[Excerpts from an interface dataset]
==================================================
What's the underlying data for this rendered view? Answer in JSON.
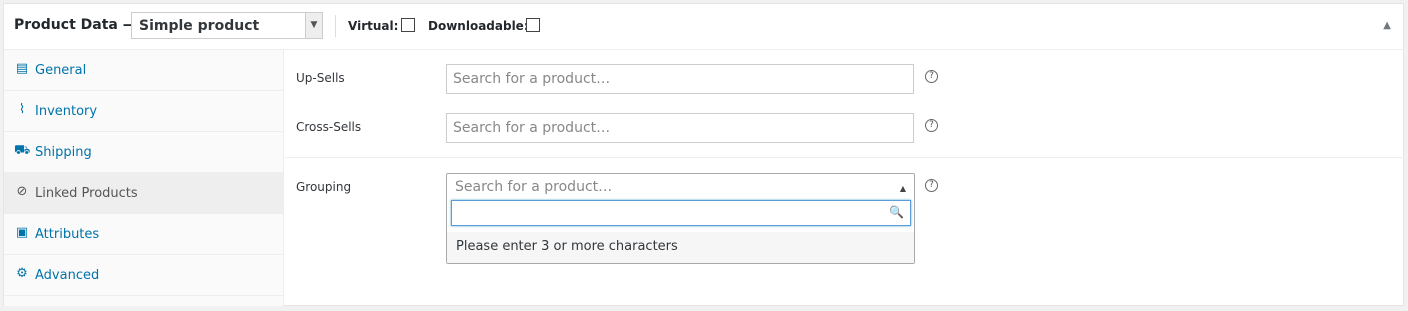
{
  "header": {
    "title": "Product Data —",
    "product_type": "Simple product",
    "virtual_label": "Virtual:",
    "downloadable_label": "Downloadable:",
    "collapse_icon": "triangle-up-icon"
  },
  "tabs": [
    {
      "label": "General",
      "icon": "general-icon"
    },
    {
      "label": "Inventory",
      "icon": "inventory-icon"
    },
    {
      "label": "Shipping",
      "icon": "shipping-icon"
    },
    {
      "label": "Linked Products",
      "icon": "link-icon",
      "active": true
    },
    {
      "label": "Attributes",
      "icon": "attributes-icon"
    },
    {
      "label": "Advanced",
      "icon": "gear-icon"
    }
  ],
  "fields": {
    "upsells": {
      "label": "Up-Sells",
      "placeholder": "Search for a product…"
    },
    "crosssells": {
      "label": "Cross-Sells",
      "placeholder": "Search for a product…"
    },
    "grouping": {
      "label": "Grouping",
      "placeholder": "Search for a product…"
    }
  },
  "dropdown": {
    "search_value": "",
    "message": "Please enter 3 or more characters"
  },
  "colors": {
    "link": "#0073aa",
    "focus_border": "#5b9dd9"
  }
}
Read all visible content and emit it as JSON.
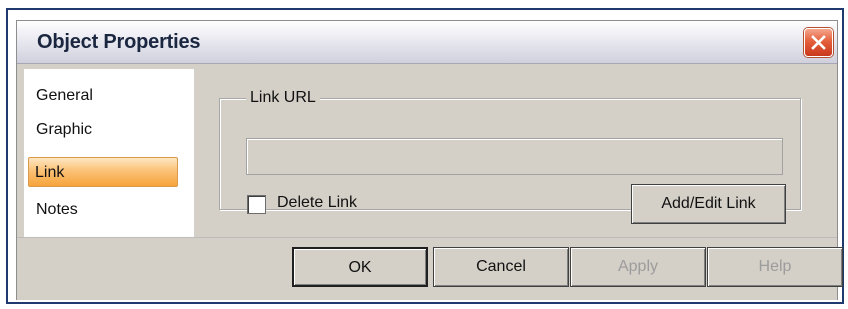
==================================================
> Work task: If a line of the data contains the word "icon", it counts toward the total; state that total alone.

> Exercise solution: 7